The calculator is very straightforward to use. You’ll need to add some of your financing details to the system to generate the blended rate of two mortgage loans. You can use market averages or quotes that you already received from potential creditors. Let’s review this together.
Step 1: On the first line of the calculator, under financing needs, you can add the purchase price of the home.
Step 2: On line two, add the down payment you would like to use for the home purchase. Zeros can be factored in if you prefer not to make a prepayment.
Step 3: In the next section of the questionnaire, you should include your first mortgage offer. Begin by inputting the loan amount, and then the interest rate followed by the term length. If it is an interest only mortgage check off the box in the top right-hand corner.
Step 4: The final section, called loan two, will automatically fill in the remaining loan amount to complete your purchase. In this segment, you'll just have to add the interest rate on the loan and the term length on the second mortgage.
Step 5: Lastly, you can choose how you would like to view your report, whether monthly or annually.
Step 6: Proceed to your results.
- Your results
Once you have completed the questionnaire, you can view various prompts and graphs that model your blended rate mortgage. To the right of the inputs are three smart summaries of the information you provided. Be sure to verify this information before continuing to the integrated reports.
Directly below the inputs is the smart prompt of the rate on your blended mortgage. Since the first and second mortgage are weighted differently, the blended rate is usually not too many points higher than the first mortgage. For more detailed information, you can view the information in the following tabs:
The first tab, principal balances, outlines your loan payoff. You’ll notice that most of the interest is paid in the beginning years of your loan, while most of the principal gets paid off later. You can hold your mouse over any point of the line graph to get an exact reading of the outstanding loan balance at that time.

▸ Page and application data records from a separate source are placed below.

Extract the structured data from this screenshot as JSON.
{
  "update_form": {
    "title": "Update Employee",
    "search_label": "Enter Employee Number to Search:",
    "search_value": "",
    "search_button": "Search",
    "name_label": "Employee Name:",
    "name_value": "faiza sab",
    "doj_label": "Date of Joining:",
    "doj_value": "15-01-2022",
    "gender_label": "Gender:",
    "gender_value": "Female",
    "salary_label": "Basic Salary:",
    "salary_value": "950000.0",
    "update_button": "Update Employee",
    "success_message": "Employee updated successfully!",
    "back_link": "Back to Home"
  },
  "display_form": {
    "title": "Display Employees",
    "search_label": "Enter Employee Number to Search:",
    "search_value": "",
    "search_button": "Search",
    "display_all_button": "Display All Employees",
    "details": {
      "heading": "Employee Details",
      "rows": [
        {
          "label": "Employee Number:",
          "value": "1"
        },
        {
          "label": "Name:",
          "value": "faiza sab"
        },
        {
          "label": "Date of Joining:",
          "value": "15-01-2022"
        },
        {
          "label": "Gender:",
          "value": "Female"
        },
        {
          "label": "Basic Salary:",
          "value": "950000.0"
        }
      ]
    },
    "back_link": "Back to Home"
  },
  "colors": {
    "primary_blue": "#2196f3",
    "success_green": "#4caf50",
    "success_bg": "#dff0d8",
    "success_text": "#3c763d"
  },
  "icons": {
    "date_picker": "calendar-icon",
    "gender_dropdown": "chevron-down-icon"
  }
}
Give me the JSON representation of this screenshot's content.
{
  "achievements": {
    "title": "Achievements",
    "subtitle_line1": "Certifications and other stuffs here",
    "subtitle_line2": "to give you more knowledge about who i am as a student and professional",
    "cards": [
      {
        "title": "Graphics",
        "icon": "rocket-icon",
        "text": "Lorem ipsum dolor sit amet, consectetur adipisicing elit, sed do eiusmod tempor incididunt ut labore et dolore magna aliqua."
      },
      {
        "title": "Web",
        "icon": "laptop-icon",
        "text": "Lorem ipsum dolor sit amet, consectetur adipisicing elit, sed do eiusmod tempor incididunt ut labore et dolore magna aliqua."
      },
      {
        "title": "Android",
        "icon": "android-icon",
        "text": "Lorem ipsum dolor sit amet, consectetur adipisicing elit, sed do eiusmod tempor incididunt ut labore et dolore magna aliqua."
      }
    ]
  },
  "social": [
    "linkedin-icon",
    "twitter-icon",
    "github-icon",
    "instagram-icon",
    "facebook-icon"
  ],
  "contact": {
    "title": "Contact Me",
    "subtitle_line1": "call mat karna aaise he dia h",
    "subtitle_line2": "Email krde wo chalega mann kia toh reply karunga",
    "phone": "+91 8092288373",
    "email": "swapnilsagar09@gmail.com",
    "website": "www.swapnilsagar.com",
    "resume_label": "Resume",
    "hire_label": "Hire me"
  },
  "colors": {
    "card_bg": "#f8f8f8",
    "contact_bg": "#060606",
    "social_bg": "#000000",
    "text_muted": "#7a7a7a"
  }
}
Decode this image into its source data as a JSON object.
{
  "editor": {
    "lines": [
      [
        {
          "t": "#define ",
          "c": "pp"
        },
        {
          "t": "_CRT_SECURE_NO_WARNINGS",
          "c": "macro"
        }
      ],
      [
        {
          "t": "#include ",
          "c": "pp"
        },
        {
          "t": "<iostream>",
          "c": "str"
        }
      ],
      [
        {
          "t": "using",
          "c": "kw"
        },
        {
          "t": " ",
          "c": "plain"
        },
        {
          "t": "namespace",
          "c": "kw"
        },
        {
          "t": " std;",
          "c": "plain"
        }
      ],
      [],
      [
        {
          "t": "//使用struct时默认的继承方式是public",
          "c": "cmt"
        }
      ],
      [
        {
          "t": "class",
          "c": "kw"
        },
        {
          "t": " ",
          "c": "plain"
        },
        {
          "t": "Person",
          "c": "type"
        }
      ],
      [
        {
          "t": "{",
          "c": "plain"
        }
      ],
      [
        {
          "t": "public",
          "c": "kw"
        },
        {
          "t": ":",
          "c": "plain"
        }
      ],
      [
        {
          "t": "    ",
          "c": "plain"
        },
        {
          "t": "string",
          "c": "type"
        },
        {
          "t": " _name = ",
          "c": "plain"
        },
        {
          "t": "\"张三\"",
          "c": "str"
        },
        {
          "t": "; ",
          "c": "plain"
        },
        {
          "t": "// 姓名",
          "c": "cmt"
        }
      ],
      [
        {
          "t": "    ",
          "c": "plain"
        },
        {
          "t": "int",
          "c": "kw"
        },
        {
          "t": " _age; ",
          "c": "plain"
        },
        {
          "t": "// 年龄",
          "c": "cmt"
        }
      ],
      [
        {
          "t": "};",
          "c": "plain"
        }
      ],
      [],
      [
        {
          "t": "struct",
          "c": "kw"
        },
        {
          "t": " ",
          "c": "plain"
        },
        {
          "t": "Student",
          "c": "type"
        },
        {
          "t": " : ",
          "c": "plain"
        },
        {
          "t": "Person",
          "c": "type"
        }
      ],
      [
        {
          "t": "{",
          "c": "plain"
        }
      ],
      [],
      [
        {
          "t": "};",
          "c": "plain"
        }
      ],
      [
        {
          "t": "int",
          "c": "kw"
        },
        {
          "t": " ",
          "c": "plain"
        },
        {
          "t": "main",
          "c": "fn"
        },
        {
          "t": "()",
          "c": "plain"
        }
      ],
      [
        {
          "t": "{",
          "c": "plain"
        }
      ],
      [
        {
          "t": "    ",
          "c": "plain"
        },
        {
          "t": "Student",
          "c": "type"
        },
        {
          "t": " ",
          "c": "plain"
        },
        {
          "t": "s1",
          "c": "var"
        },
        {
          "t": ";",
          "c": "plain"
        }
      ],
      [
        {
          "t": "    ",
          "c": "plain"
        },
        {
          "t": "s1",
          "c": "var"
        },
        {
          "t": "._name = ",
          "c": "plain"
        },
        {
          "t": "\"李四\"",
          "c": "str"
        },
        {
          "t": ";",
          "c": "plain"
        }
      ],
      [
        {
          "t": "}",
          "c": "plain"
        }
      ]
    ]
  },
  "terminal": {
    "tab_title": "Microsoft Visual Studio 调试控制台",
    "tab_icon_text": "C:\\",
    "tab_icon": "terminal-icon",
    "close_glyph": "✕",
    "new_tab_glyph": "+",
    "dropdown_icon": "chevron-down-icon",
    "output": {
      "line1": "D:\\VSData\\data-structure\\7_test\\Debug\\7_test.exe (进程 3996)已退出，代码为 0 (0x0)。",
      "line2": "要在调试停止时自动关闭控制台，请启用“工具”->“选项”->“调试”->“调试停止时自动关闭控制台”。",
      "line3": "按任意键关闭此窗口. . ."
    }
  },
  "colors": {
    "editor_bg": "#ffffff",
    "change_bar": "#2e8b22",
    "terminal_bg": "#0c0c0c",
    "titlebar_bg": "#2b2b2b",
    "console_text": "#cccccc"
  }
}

The second tab, amortization schedule, provides an itemized summary of all your required payments. Here you can get a clear indication of what portion of your payment is going towards principal and interest. You can also switch between annual and monthly reports in the questionnaire without restarting the calculator.
With this information, you should get an idea of how a blended rate mortgage will work for you. Interest rates may end up higher than a similar FHA loan, but you'll save a ton of money by avoiding PMI payments.